Interface dataset entries
- Opening Delimiter -

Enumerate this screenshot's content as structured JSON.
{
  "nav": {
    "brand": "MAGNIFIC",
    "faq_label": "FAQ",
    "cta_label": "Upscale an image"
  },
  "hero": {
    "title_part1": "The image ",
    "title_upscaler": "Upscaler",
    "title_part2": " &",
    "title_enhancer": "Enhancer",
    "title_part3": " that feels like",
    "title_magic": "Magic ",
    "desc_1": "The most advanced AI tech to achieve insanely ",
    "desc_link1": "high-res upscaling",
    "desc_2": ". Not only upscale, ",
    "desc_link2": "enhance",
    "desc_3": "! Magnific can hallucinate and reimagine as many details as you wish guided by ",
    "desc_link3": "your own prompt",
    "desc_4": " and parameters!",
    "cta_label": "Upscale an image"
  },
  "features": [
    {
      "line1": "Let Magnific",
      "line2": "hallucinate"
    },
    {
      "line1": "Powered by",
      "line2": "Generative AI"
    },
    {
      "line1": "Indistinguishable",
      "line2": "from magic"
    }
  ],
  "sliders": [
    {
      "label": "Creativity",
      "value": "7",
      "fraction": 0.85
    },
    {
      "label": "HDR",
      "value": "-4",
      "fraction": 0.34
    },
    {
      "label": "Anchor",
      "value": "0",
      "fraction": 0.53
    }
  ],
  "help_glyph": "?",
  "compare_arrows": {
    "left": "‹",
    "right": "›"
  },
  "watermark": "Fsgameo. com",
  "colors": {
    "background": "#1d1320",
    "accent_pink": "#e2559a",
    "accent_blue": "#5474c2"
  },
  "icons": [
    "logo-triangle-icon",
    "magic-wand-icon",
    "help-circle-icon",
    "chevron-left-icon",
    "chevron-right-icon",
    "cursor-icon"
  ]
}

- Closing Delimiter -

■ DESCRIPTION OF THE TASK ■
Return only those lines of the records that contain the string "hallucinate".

■ EXPECTED ANSWER ■
    "desc_3": "! Magnific can hallucinate and reimagine as many details as you wish guided by ",
      "line2": "hallucinate"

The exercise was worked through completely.